Select the track you wish to control the side chain plugin (our synth track for example).
Activate the send from your synth track into the channel with the side chaining plugin. To do this simply click the grayed out upward arrow on the destination track. Next turn the gain knob on the destination track all the way to 0.
Now at first glance this may seem a little strange, especially if you are coming from a DAW such as Pro Tools. Essentially what we are doing is sending our track to another channel like normal, but we are turning the volume down to 0. In FL Studio, when the send gain is at 0 it treats it as a side chain instead. From here you should be able to select your Synth track inside a side chain plugin. Like I said earlier FL Studio has some odd quirks and this is by far one of the more prevalent ones.
So what have we learned? FL Studio’s mixer has a handy set of tools that are available on every track inside the mixer. The mixer does have some odd quirks on how it handles internal routing but it isn’t anything too far out of left field. Before I leave you I want to give you some general shortcuts particular to the mixer that may come in handy…
Alt + Left/Right – Moves the selected track, plugins, and routing either left or right by one track. Handy for reorganizing your mixer as your project gets more dense.
CTRL + L – Links your selected synth, sample, etc. to the selected mixer track. Avoids having to use the Channel Settings window.
F2 – Change selected tracks name and color.
S – Solo currently selected track.

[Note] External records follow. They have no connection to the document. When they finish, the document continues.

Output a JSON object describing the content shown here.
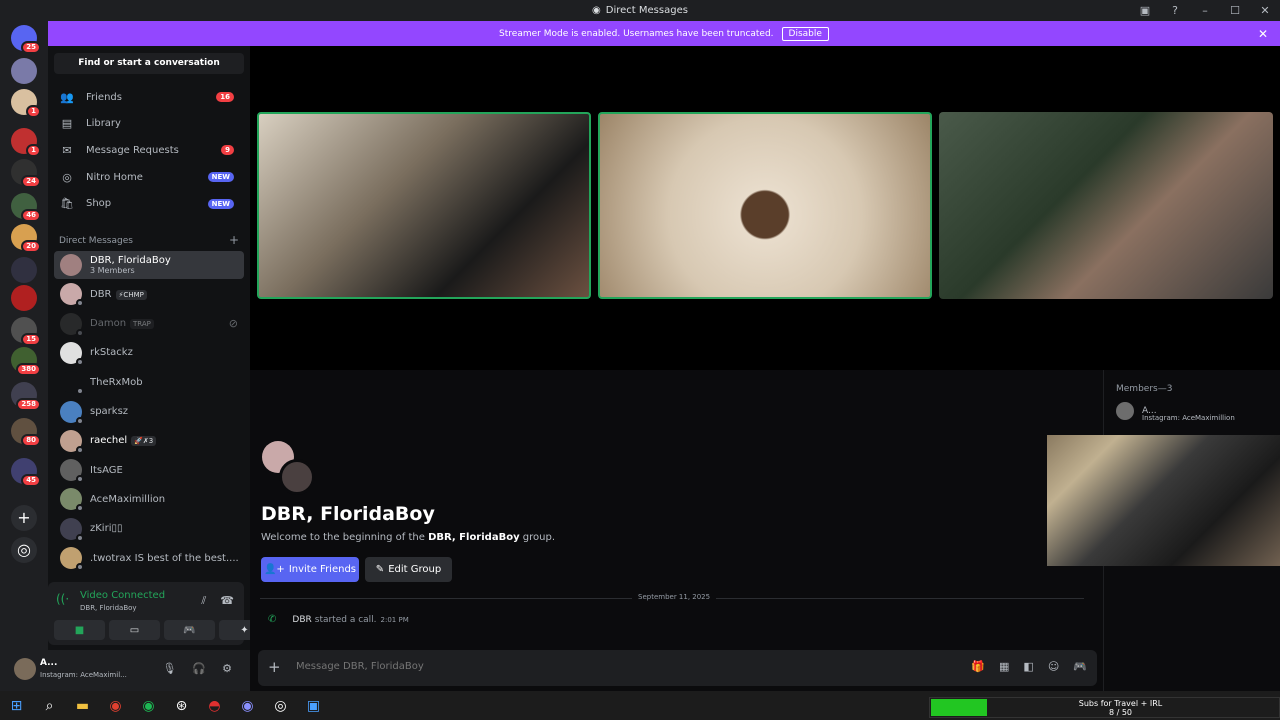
{
  "window": {
    "title": "Direct Messages"
  },
  "banner": {
    "text": "Streamer Mode is enabled. Usernames have been truncated.",
    "button": "Disable"
  },
  "servers": [
    {
      "badge": "25",
      "color": "#5865f2"
    },
    {
      "badge": "",
      "color": "#7a7aa8"
    },
    {
      "badge": "1",
      "color": "#d9c0a0"
    },
    {
      "badge": "1",
      "color": "#c03030"
    },
    {
      "badge": "24",
      "color": "#303030"
    },
    {
      "badge": "46",
      "color": "#406040"
    },
    {
      "badge": "20",
      "color": "#d8a050"
    },
    {
      "badge": "",
      "color": "#303040"
    },
    {
      "badge": "",
      "color": "#b02020"
    },
    {
      "badge": "15",
      "color": "#505050"
    },
    {
      "badge": "380",
      "color": "#406030"
    },
    {
      "badge": "258",
      "color": "#404050"
    },
    {
      "badge": "80",
      "color": "#605040"
    },
    {
      "badge": "45",
      "color": "#404070"
    }
  ],
  "sidebar": {
    "find_label": "Find or start a conversation",
    "nav": [
      {
        "label": "Friends",
        "icon": "👥",
        "badge": "16",
        "new": false
      },
      {
        "label": "Library",
        "icon": "▤",
        "badge": "",
        "new": false
      },
      {
        "label": "Message Requests",
        "icon": "✉",
        "badge": "9",
        "new": false
      },
      {
        "label": "Nitro Home",
        "icon": "◎",
        "badge": "NEW",
        "new": true
      },
      {
        "label": "Shop",
        "icon": "🛍",
        "badge": "NEW",
        "new": true
      }
    ],
    "dm_header": "Direct Messages",
    "dms": [
      {
        "name": "DBR, FloridaBoy",
        "sub": "3 Members",
        "tag": "",
        "color": "#a08080"
      },
      {
        "name": "DBR",
        "sub": "",
        "tag": "⚡CHMP",
        "color": "#c9a9a9"
      },
      {
        "name": "Damon",
        "sub": "",
        "tag": "TRAP",
        "color": "#404040"
      },
      {
        "name": "rkStackz",
        "sub": "",
        "tag": "",
        "color": "#e0e0e0"
      },
      {
        "name": "TheRxMob",
        "sub": "",
        "tag": "",
        "color": "#111214"
      },
      {
        "name": "sparksz",
        "sub": "",
        "tag": "",
        "color": "#4a80c0"
      },
      {
        "name": "raechel",
        "sub": "",
        "tag": "🚀✗3",
        "color": "#c0a090"
      },
      {
        "name": "ItsAGE",
        "sub": "",
        "tag": "",
        "color": "#606060"
      },
      {
        "name": "AceMaximillion",
        "sub": "",
        "tag": "",
        "color": "#7a8a6a"
      },
      {
        "name": "zKiri▯▯",
        "sub": "",
        "tag": "",
        "color": "#404050"
      },
      {
        "name": ".twotrax IS best of the best....",
        "sub": "",
        "tag": "",
        "color": "#c0a070"
      }
    ]
  },
  "voice": {
    "status": "Video Connected",
    "channel": "DBR, FloridaBoy"
  },
  "user": {
    "name": "A...",
    "status": "Instagram: AceMaximil..."
  },
  "chat": {
    "group_title": "DBR, FloridaBoy",
    "welcome_prefix": "Welcome to the beginning of the",
    "welcome_name": "DBR, FloridaBoy",
    "welcome_suffix": "group.",
    "invite_label": "Invite Friends",
    "edit_label": "Edit Group",
    "date": "September 11, 2025",
    "call_user": "DBR",
    "call_text": "started a call.",
    "call_time": "2:01 PM",
    "composer_placeholder": "Message DBR, FloridaBoy"
  },
  "members": {
    "header": "Members—3",
    "list": [
      {
        "name": "A...",
        "status": "Instagram: AceMaximillion"
      }
    ]
  },
  "subs_goal": {
    "title": "Subs for Travel + IRL",
    "count": "8 / 50",
    "fraction": 0.16
  }
}
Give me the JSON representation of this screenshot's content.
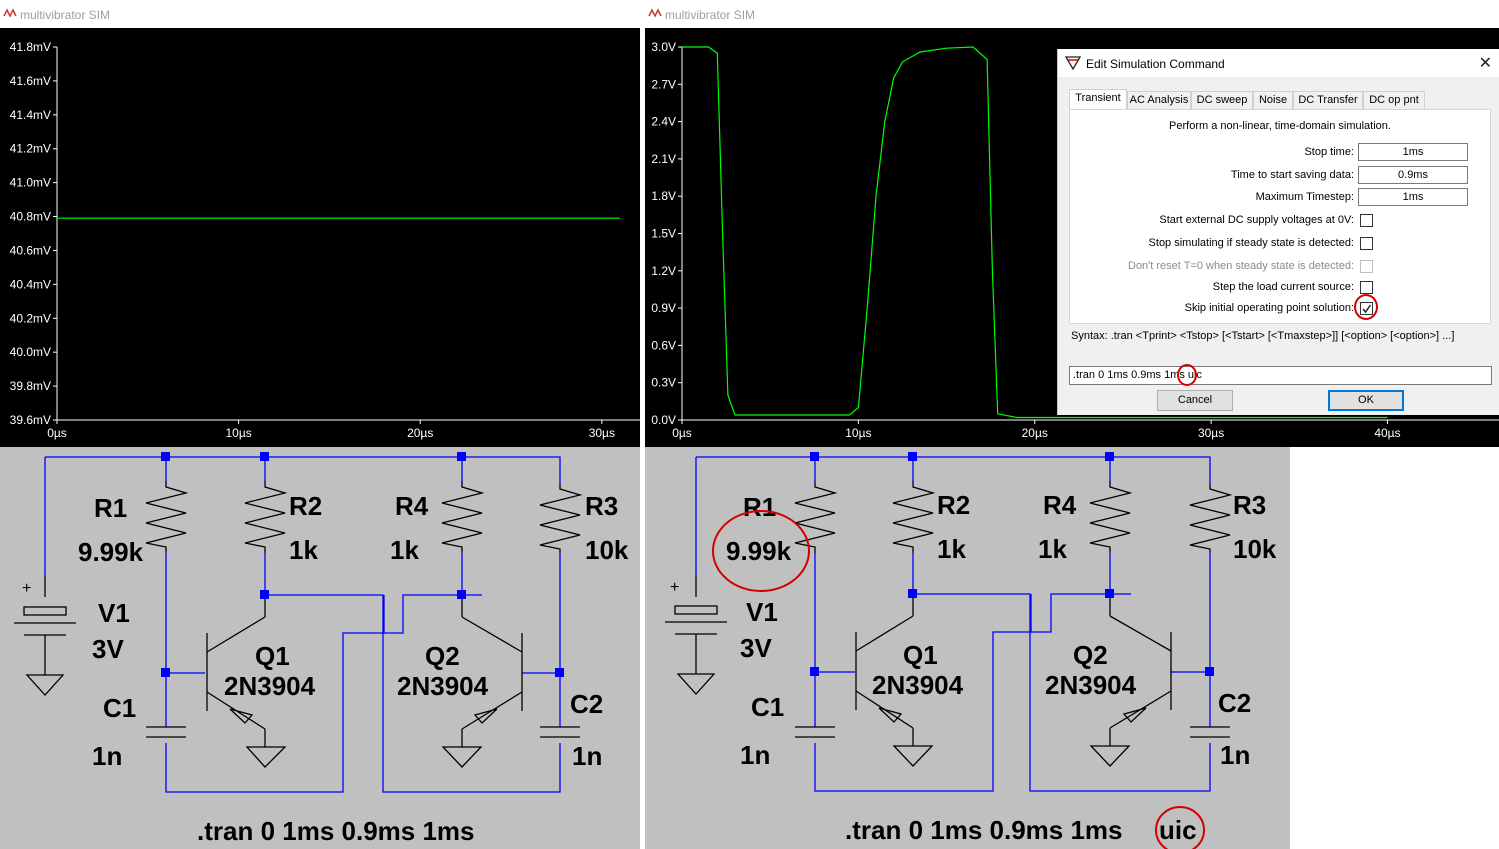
{
  "left_window": {
    "title": "multivibrator SIM",
    "y_ticks": [
      "41.8mV",
      "41.6mV",
      "41.4mV",
      "41.2mV",
      "41.0mV",
      "40.8mV",
      "40.6mV",
      "40.4mV",
      "40.2mV",
      "40.0mV",
      "39.8mV",
      "39.6mV"
    ],
    "x_ticks": [
      "0µs",
      "10µs",
      "20µs",
      "30µs"
    ]
  },
  "right_window": {
    "title": "multivibrator SIM",
    "y_ticks": [
      "3.0V",
      "2.7V",
      "2.4V",
      "2.1V",
      "1.8V",
      "1.5V",
      "1.2V",
      "0.9V",
      "0.6V",
      "0.3V",
      "0.0V"
    ],
    "x_ticks": [
      "0µs",
      "10µs",
      "20µs",
      "30µs",
      "40µs"
    ]
  },
  "chart_data": [
    {
      "type": "line",
      "x": [
        0,
        31
      ],
      "series": [
        {
          "values": [
            40.79,
            40.79
          ]
        }
      ],
      "xlim": [
        0,
        31
      ],
      "ylim": [
        39.6,
        41.8
      ],
      "color": "#00ff00"
    },
    {
      "type": "line",
      "x": [
        0,
        1.5,
        2.0,
        2.3,
        2.6,
        3.0,
        9.5,
        10.0,
        10.5,
        11.0,
        11.5,
        12.0,
        12.5,
        13.5,
        15.0,
        16.5,
        17.3,
        17.6,
        17.9,
        19.0,
        40.0
      ],
      "series": [
        {
          "values": [
            3.0,
            3.0,
            2.95,
            1.5,
            0.2,
            0.04,
            0.04,
            0.1,
            0.9,
            1.8,
            2.4,
            2.75,
            2.88,
            2.96,
            2.99,
            3.0,
            2.9,
            1.2,
            0.05,
            0.02,
            0.02
          ]
        }
      ],
      "xlim": [
        0,
        44
      ],
      "ylim": [
        0,
        3.0
      ],
      "color": "#00ff00"
    }
  ],
  "dialog": {
    "title": "Edit Simulation Command",
    "tabs": [
      "Transient",
      "AC Analysis",
      "DC sweep",
      "Noise",
      "DC Transfer",
      "DC op pnt"
    ],
    "description": "Perform a non-linear, time-domain simulation.",
    "stop_time_label": "Stop time:",
    "stop_time": "1ms",
    "start_saving_label": "Time to start saving data:",
    "start_saving": "0.9ms",
    "max_timestep_label": "Maximum Timestep:",
    "max_timestep": "1ms",
    "opt1": "Start external DC supply voltages at 0V:",
    "opt2": "Stop simulating if steady state is detected:",
    "opt3": "Don't reset T=0 when steady state is detected:",
    "opt4": "Step the load current source:",
    "opt5": "Skip initial operating point solution:",
    "syntax": "Syntax:  .tran <Tprint> <Tstop> [<Tstart> [<Tmaxstep>]] [<option> [<option>] ...]",
    "command": ".tran 0 1ms 0.9ms 1ms uic",
    "cancel": "Cancel",
    "ok": "OK"
  },
  "schematic_left": {
    "r1": "R1",
    "r1_val": "9.99k",
    "r2": "R2",
    "r2_val": "1k",
    "r4": "R4",
    "r4_val": "1k",
    "r3": "R3",
    "r3_val": "10k",
    "v1": "V1",
    "v1_val": "3V",
    "plus": "+",
    "q1": "Q1",
    "q1_model": "2N3904",
    "q2": "Q2",
    "q2_model": "2N3904",
    "c1": "C1",
    "c1_val": "1n",
    "c2": "C2",
    "c2_val": "1n",
    "directive": ".tran 0 1ms 0.9ms 1ms"
  },
  "schematic_right": {
    "r1": "R1",
    "r1_val": "9.99k",
    "r2": "R2",
    "r2_val": "1k",
    "r4": "R4",
    "r4_val": "1k",
    "r3": "R3",
    "r3_val": "10k",
    "v1": "V1",
    "v1_val": "3V",
    "plus": "+",
    "q1": "Q1",
    "q1_model": "2N3904",
    "q2": "Q2",
    "q2_model": "2N3904",
    "c1": "C1",
    "c1_val": "1n",
    "c2": "C2",
    "c2_val": "1n",
    "directive": ".tran 0 1ms 0.9ms 1ms",
    "directive_extra": "uic"
  },
  "colors": {
    "trace": "#00ff00",
    "wire": "#0000ff",
    "highlight": "#d40000",
    "schematic_bg": "#c0c0c0"
  }
}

Again I hope you can now easily navigate FL Studio’s mixer and will never have to worry about those things again. Thanks for reading!